Commentary

America’s Overprotective Sexual Harassment Law

By Joan Kennedy Taylor
January 7, 2000
We are letting something destructive happen to American business in the name of helping women. Current sexual harassment law — that is, the extension of anti-discrimination law to stifle and punish sexual speech in the workplace — is creating the very hostility between the sexes that it purports to correct.

Men and women are not natural enemies, but they are being told that they are. Men are warned that if they offend female coworkers they may be disciplined or even fired. Women are being instructed that offensive speech, if heard from men in the workplace, is probably illegal. And to top it off, the Supreme Court is requiring businesses to give those warnings.

There is certainly a free speech issue involved, but from a management perspective the matter is worse than that: it’s divisive. The workplace and society are changing. The American workforce is becoming more diverse and our work is less dependent on physical strength. Women are now needed in jobs for which, just a few decades ago, they had to struggle to be considered.

The problem is not one of sexism. It is one of expectation and communication, and of misinformation given to workers of both genders. There are undoubtedly a few men who bitterly resent the success of women. But their problem and problems of sexual predation and male aggression are not the subjects discussed in the ubiquitous programs management feels compelled to set up today. Rather, it’s clear that those programs deal with faulty expectation and miscommunication: the joke couched in raw language, the seemingly playful insult, the complimentary remark, the hazing of a newcomer — in other words, the staples of male culture.

Women can’t know the way men behave when women are not around. And men, used to all-male workplaces, are not always sure how to treat female coworkers. They may treat them as sex objects rather than colleagues or be overly paternalistic. But those faulty expectations and miscommunications do not prove sexual harassment.

If the problem is not one of sexism, the solution is not legal remedy. Instead, the solution is to increase all workers’ knowledge and to facilitate communication. We need a different attitude and a different kind of employee training.

This country tried once before to protect women from the effects of workplace transition. The protective labor legislation in effect from 1908 until the 1970s mandated special conditions for women: minimum wages, maximum hours, laws against night work and heavy lifting and requirements for special rest breaks. Certain occupations, like mining and wrestling, were closed to women altogether. Feminists realized in the 1970s that such regulations were “protecting” women out of good jobs and promotions.

Once more, an attempt to protect women at work is doing them harm. Like the earlier labor legislation, sexual harassment protection assumes that women are too delicate to flourish in the workplace without government aid.

Sexual harassment regulation has failed women in a changing world. It harms everyone. It violates free speech, creates rather than lessens workplace hostility, and fosters a Victorian view of women. If some women find it difficult to speak up for themselves, we should endeavor to help them to empower themselves, not rely on the government regulation to mandate worker relations.

Government not only should not be relied on in social situations, it cannot be relied on. Women can learn what to expect and how to handle it, and in so doing will not only better protect themselves but will also feel the satisfaction that comes from being effective personally as well as professionally.

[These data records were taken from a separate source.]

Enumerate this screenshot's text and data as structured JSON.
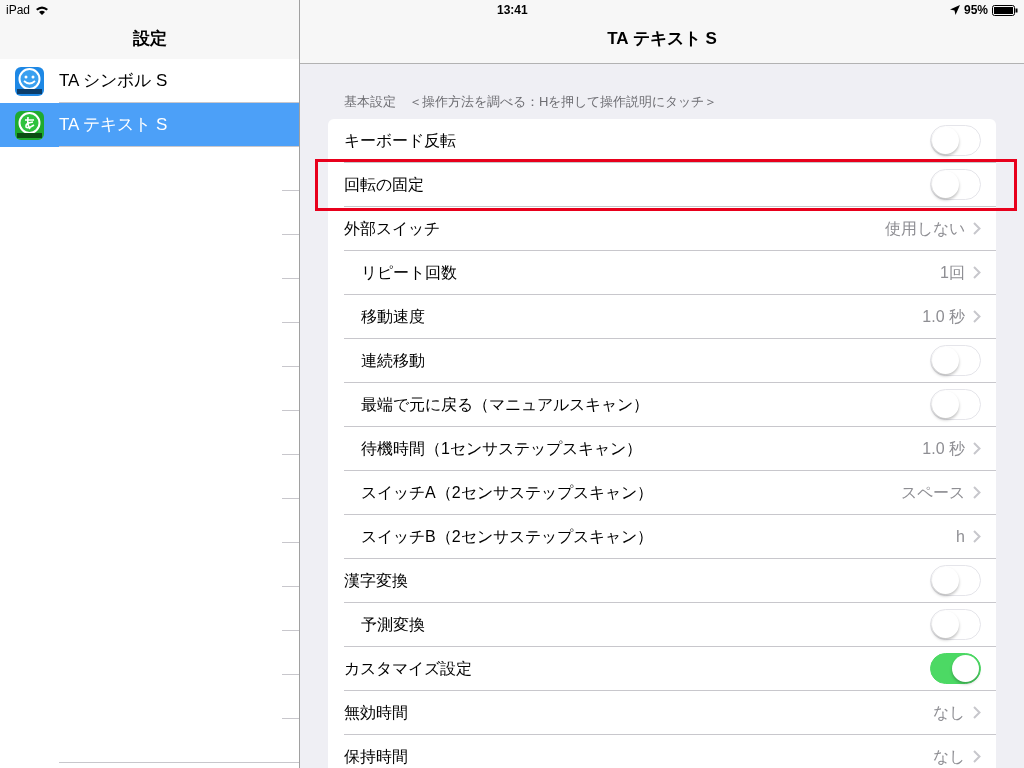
{
  "status_bar": {
    "device": "iPad",
    "time": "13:41",
    "battery": "95%"
  },
  "sidebar": {
    "title": "設定",
    "items": [
      {
        "label": "TA シンボル S",
        "selected": false
      },
      {
        "label": "TA テキスト S",
        "selected": true
      }
    ]
  },
  "detail": {
    "title": "TA テキスト S",
    "section_header": "基本設定　＜操作方法を調べる：Hを押して操作説明にタッチ＞",
    "rows": [
      {
        "kind": "toggle",
        "label": "キーボード反転",
        "on": false,
        "highlighted": false
      },
      {
        "kind": "toggle",
        "label": "回転の固定",
        "on": false,
        "highlighted": true
      },
      {
        "kind": "value",
        "label": "外部スイッチ",
        "value": "使用しない",
        "highlighted": false,
        "children": [
          {
            "kind": "value",
            "label": "リピート回数",
            "value": "1回",
            "highlighted": false
          },
          {
            "kind": "value",
            "label": "移動速度",
            "value": "1.0 秒",
            "highlighted": false
          },
          {
            "kind": "toggle",
            "label": "連続移動",
            "on": false,
            "highlighted": false
          },
          {
            "kind": "toggle",
            "label": "最端で元に戻る（マニュアルスキャン）",
            "on": false,
            "highlighted": false
          },
          {
            "kind": "value",
            "label": "待機時間（1センサステップスキャン）",
            "value": "1.0 秒",
            "highlighted": false
          },
          {
            "kind": "value",
            "label": "スイッチA（2センサステップスキャン）",
            "value": "スペース",
            "highlighted": false
          },
          {
            "kind": "value",
            "label": "スイッチB（2センサステップスキャン）",
            "value": "h",
            "highlighted": false
          }
        ]
      },
      {
        "kind": "toggle",
        "label": "漢字変換",
        "on": false,
        "highlighted": false,
        "children": [
          {
            "kind": "toggle",
            "label": "予測変換",
            "on": false,
            "highlighted": false
          }
        ]
      },
      {
        "kind": "toggle",
        "label": "カスタマイズ設定",
        "on": true,
        "highlighted": false
      },
      {
        "kind": "value",
        "label": "無効時間",
        "value": "なし",
        "highlighted": false
      },
      {
        "kind": "value",
        "label": "保持時間",
        "value": "なし",
        "highlighted": false
      }
    ]
  }
}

Joan Kennedy Taylor is the author of What to Do When You Don’t Want to Call the Cops: A Non-Adversarial Approach to Sexual Harassment, a Cato Institute book published by New York University Press.